    Recently when trying to  install the "Switched power" on my car, I tried using a fuse tester but could not find any fuses in the glove box that turn on and off  with respect to the ACC control module.   

    Hence, i started looking around for things in my car that turn on and off when I turn the key back.   Hence, I ran the "Red" switched turn on to the Positive Wire on my cigarette lighter.   CAUTION:  If you plan to do this, make sure you install a fuse on the wire, different accessories in your car require different amps to run properly, so be safe and install a fuse to protect your investment.  I would figure a 10 or 15 fuse would suffice.  

    Please correct me if I am misinforming anyone @Tiger @ J Ro 

     

  • lbd - SLIGHTLY off.

    Ibd
    Typically(Or in my particular case) when you receive the extra "Red" 12 V wire it serves nearly the same purpose as a (remote turn on) on an amplifer

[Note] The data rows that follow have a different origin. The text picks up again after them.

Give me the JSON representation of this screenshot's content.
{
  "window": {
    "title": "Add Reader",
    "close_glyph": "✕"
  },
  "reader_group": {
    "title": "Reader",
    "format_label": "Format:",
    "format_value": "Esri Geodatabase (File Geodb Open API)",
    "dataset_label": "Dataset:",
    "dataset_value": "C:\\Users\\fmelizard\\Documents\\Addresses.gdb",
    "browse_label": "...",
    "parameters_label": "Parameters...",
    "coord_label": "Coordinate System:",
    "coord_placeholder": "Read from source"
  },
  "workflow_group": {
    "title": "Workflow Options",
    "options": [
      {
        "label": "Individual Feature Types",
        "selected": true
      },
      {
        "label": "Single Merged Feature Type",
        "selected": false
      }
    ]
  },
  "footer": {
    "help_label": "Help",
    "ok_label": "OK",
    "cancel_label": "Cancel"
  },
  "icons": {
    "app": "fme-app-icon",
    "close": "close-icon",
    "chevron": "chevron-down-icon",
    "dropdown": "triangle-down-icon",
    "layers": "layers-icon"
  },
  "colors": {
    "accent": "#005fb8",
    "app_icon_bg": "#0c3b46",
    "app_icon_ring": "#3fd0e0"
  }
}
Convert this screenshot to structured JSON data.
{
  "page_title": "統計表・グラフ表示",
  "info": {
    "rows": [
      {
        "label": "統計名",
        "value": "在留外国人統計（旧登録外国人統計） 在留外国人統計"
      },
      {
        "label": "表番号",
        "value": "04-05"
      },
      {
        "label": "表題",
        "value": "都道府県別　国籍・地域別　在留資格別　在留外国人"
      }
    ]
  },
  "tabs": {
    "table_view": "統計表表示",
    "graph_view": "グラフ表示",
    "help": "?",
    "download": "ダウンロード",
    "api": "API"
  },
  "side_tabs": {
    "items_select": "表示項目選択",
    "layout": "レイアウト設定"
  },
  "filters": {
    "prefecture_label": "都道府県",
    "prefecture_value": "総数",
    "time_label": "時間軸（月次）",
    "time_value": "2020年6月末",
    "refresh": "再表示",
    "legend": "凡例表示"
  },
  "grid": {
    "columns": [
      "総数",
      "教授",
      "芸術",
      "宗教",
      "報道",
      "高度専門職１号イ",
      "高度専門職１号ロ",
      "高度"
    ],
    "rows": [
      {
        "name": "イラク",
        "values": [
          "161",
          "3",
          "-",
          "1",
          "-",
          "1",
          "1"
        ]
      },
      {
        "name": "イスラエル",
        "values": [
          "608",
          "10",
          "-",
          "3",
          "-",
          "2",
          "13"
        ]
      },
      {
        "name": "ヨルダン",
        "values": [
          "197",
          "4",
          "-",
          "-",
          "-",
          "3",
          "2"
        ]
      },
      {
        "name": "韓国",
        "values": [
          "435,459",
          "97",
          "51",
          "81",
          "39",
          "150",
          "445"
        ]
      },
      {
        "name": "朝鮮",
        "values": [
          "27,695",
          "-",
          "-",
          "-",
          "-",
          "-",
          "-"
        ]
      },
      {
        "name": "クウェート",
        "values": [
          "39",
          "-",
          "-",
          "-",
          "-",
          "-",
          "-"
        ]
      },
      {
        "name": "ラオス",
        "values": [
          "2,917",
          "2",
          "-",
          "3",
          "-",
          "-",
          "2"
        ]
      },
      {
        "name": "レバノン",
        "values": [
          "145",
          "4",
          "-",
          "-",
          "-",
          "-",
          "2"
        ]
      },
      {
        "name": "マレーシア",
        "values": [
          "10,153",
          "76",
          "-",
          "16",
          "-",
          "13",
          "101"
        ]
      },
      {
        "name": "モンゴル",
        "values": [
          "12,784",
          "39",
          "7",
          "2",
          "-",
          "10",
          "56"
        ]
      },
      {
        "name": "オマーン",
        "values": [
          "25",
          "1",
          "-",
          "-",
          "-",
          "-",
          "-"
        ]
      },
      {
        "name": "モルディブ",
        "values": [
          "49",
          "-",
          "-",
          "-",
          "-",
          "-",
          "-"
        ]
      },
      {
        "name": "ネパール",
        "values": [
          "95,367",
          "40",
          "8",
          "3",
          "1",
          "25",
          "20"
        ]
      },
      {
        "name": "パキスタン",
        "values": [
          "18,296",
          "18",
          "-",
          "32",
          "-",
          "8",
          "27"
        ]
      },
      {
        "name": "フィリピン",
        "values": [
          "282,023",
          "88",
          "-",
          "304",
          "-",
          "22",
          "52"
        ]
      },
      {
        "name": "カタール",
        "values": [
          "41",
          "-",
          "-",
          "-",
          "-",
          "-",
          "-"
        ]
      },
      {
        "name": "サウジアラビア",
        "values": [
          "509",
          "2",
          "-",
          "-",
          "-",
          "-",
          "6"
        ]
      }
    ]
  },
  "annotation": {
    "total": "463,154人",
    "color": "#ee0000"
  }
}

    I was referring to the red 12V wire on the radio, the extra Red 12V wire in some harnesses is usually when the car uses a databus to the radio and signal wires to turn on and off power to the radio.

    Ibd
    Its usually something that only requires a low amperes draw,  essentially just  a constant switched12 V.

    Radio wiring has changed over the years.  On a modern (90's and up) car and head unit, power is supplied via the yellow or constant power wire and the red wire is essentially a remote turn-on lead to power the unit up and allow the yellow wire to supply power.

    On pre-90's cars and head units, the RED (still switched) wire supplied power to the radio and the small yellow wire was only used to preserve clock, preset, and memory settings.

    Potentially, this creates an issue when installing a modern radio in an older classic car, as you are better off running the yellow wire directly from the battery rather than using the small memory wire originally provided.

    Theoretically, if installing a very old radio in a modern car, you would want use a relay on the red wire for the same reason, but I can't think of a good reason to do this unless you still had a huge cassette or 8-track collection ...

    Ibd
    CAUTION:  If you plan to do this, make sure you install a fuse on the wire, different accessories in your car require different amps to run properly, so be safe and install a fuse to protect your investment.  I would figure a 10 or 15 fuse would suffice.  

    Good idea to install a fuse on the wire but you use fuses to protect the wiring.  Most aftermarket heads only have a 10A or 15A fuse for the entire device, so I would probably use something like a 5A fuse on the small red lead, but the wiring SHOULD support 10A of current.

    Hope This Helps!!!

    Anyone else have suggestions?

    2002 Ford Focus JVC KD-A815 Sony CDX-GT410u Sony XT-100HD HD Tuner Stock speakers, no amp, no subs